Support PSC Members at CUNY's Research Foundation
PSC members at the CUNY Research Foundation's central office, who do the administrative work to support millions of dollars in faculty and staff research grants, have been without a contract since January 1, 2009. They earn, on average, $48,500 per year, yet RF-CUNY has demanded that the workers pay a larger share of health insurance premiums and offered them below-inflation salary increases, around 2% per year, while spending half a million dollars a year on union-busting lawyers. Tell the RF management – including CUNY Chancellor Goldstein, chair of the RF-CUNY Board – to stop spending our hard-earned grant money on union-busting lawyers and instead offer the central office employees a fair economic package. Sign on here.

PSC Announces Endorsements for September Primary
The PSC has made its endorsements for the New York primary elections (Tuesday, 9/15) and posted them on the PSC’s political action committee’s new website.  There you’ll find a full list of candidates for each office, the completed questionnaires that candidates submitted to the PSC, and the full list of PSC endorsements. The endorsements of the New York City Central Labor Council and the Working Families Party are also listed.

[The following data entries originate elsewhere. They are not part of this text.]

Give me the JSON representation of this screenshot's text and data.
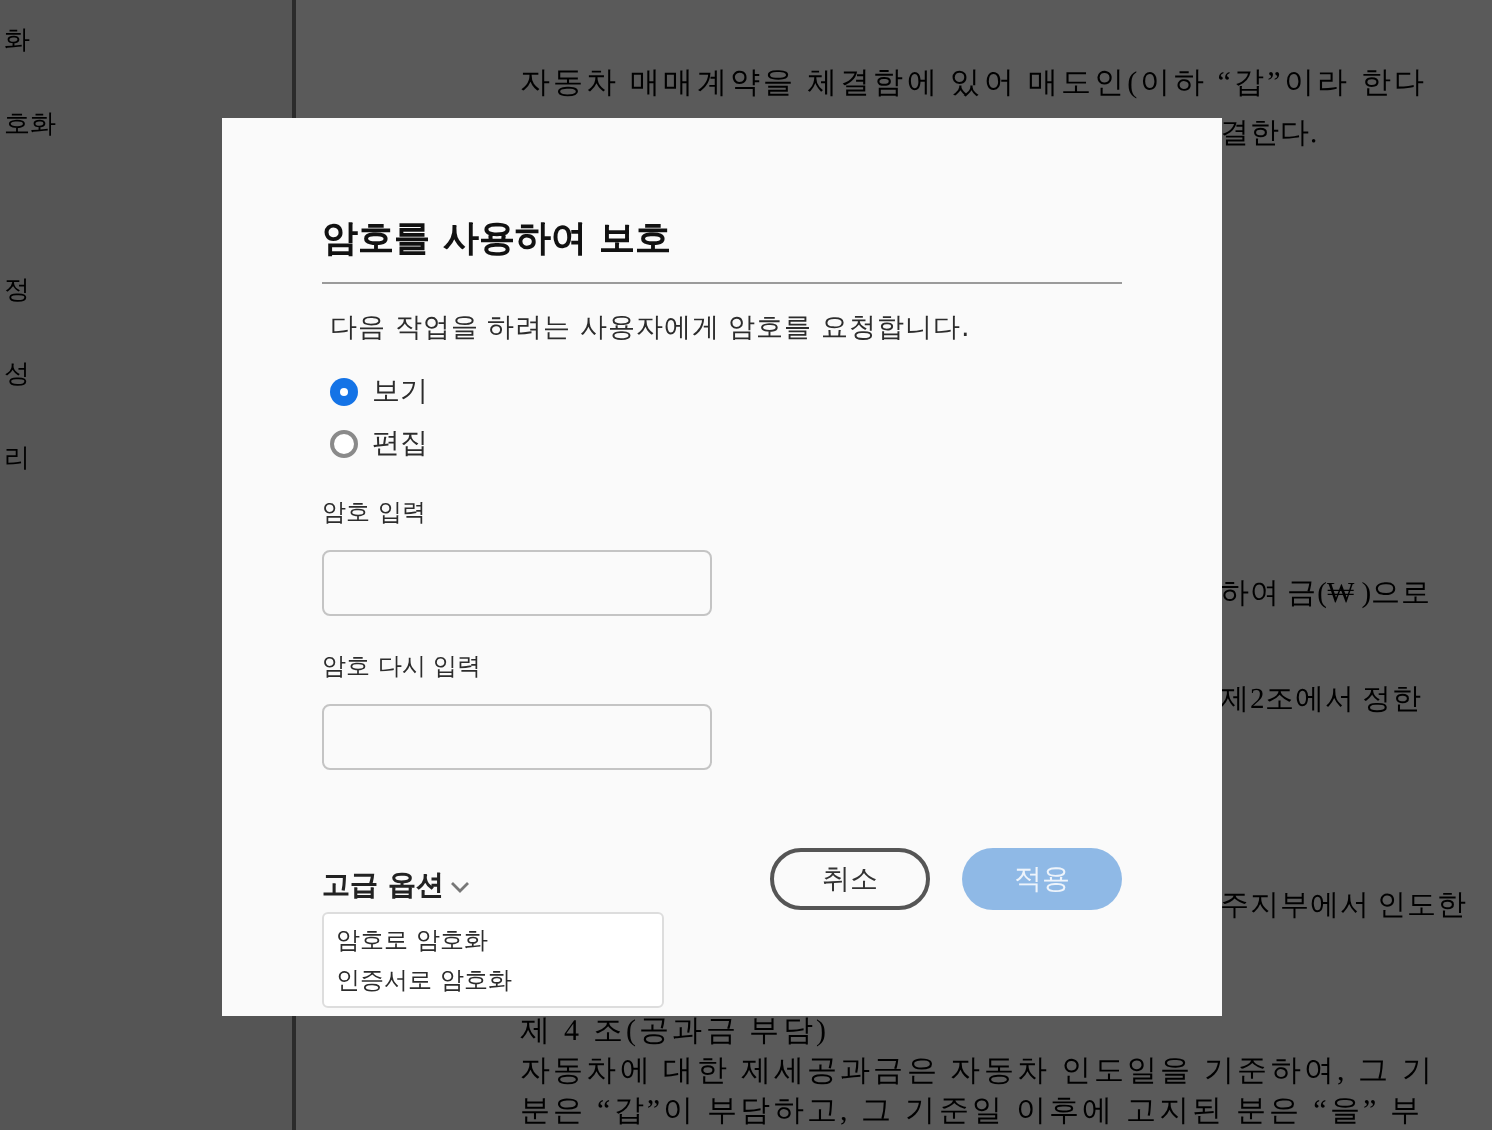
{
  "sidebar": {
    "items": [
      "화",
      "호화",
      "정",
      "성",
      "리"
    ]
  },
  "document": {
    "paragraphs": [
      {
        "kind": "full",
        "lines": [
          "자동차 매매계약을 체결함에 있어 매도인(이하 “갑”이라 한다"
        ]
      },
      {
        "kind": "partial",
        "lines": [
          "결한다."
        ]
      },
      {
        "kind": "partial",
        "lines": [
          "하여 금(₩ )으로"
        ]
      },
      {
        "kind": "partial",
        "lines": [
          "제2조에서 정한"
        ]
      },
      {
        "kind": "partial",
        "lines": [
          "주지부에서 인도한"
        ]
      },
      {
        "kind": "full",
        "lines": [
          "제 4 조(공과금 부담)",
          "자동차에 대한 제세공과금은 자동차 인도일을 기준하여, 그 기",
          "분은 “갑”이 부담하고, 그 기준일 이후에 고지된 분은 “을” 부"
        ]
      }
    ]
  },
  "dialog": {
    "title": "암호를 사용하여 보호",
    "description": "다음 작업을 하려는 사용자에게 암호를 요청합니다.",
    "options": [
      {
        "label": "보기",
        "selected": true
      },
      {
        "label": "편집",
        "selected": false
      }
    ],
    "fields": [
      {
        "label": "암호 입력"
      },
      {
        "label": "암호 다시 입력"
      }
    ],
    "advanced": {
      "label": "고급 옵션",
      "expanded": true,
      "items": [
        "암호로 암호화",
        "인증서로 암호화"
      ]
    },
    "buttons": [
      {
        "label": "취소",
        "kind": "secondary",
        "disabled": false
      },
      {
        "label": "적용",
        "kind": "primary",
        "disabled": true
      }
    ]
  }
}
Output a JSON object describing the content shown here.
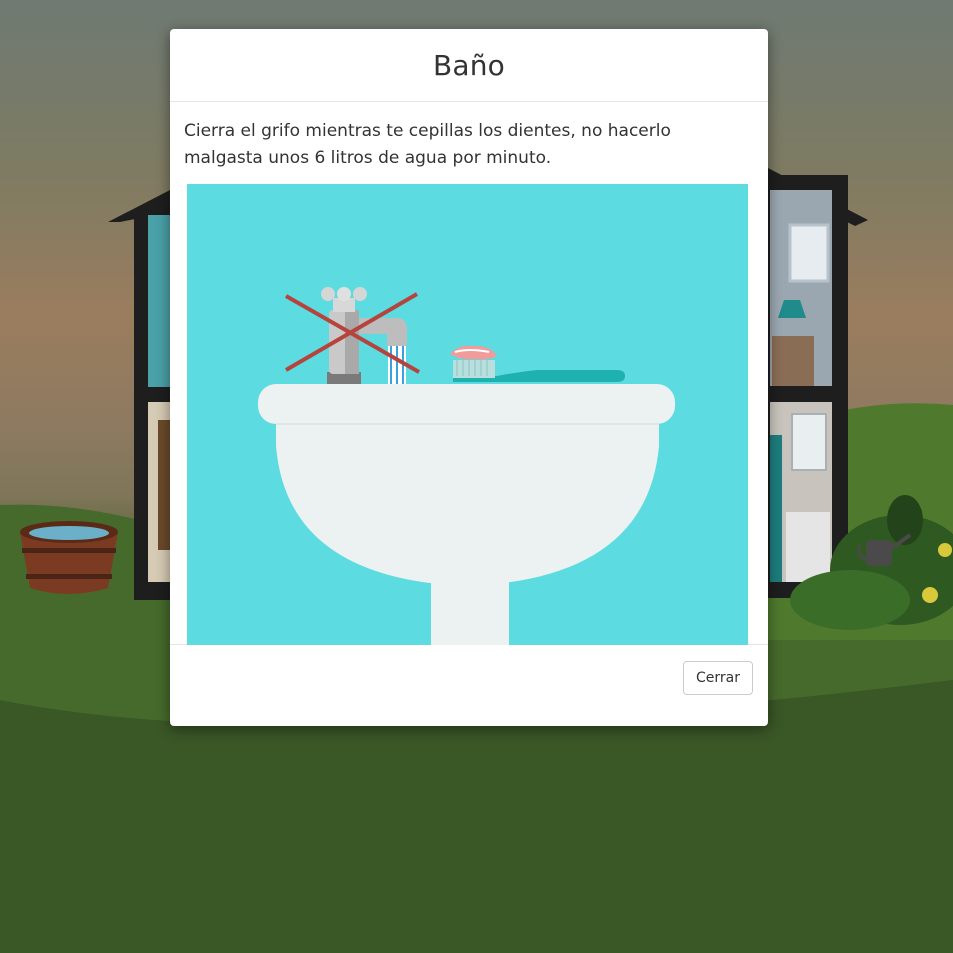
{
  "modal": {
    "title": "Baño",
    "message": "Cierra el grifo mientras te cepillas los dientes, no hacerlo malgasta unos 6 litros de agua por minuto.",
    "close_label": "Cerrar"
  },
  "colors": {
    "illustration_bg": "#5cdbe0",
    "sink": "#ecf1f1",
    "cross": "#b5443d",
    "toothbrush": "#1fb0b0",
    "toothpaste": "#f29b9b",
    "grass": "#3f5e2b",
    "house_frame": "#1e1e1e"
  },
  "icons": {
    "background_scene": "house-scene",
    "illustration": "sink-faucet-toothbrush-illustration"
  }
}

PSC endorsements are based on the candidate’s records. The union examines their positions on policies affecting CUNY funding, our students’ education, the working conditions of the PSC membership and general public policies (such as tax policy), as well as the strength of the candidate’s campaign.  

Read PSC First Vice President Steve London’s op-ed about the endorsements in the new Clarion

Recession Widens Racial Gaps on Income and Wealth, Report Finds
The new Clarion (look for your copy in the mail this week) has an article about how the current recession has hurt communities of color disproportionately, based on a recent study by the Applied Research Center. “This country’s growing economic stratification cannot be fully understood without accounting for persistent racial inequality,” concludes the ARC report. “States with the largest income disparities between top and bottom earners were also the ones with the highest proportion of people of color.” For the full text of the report, click here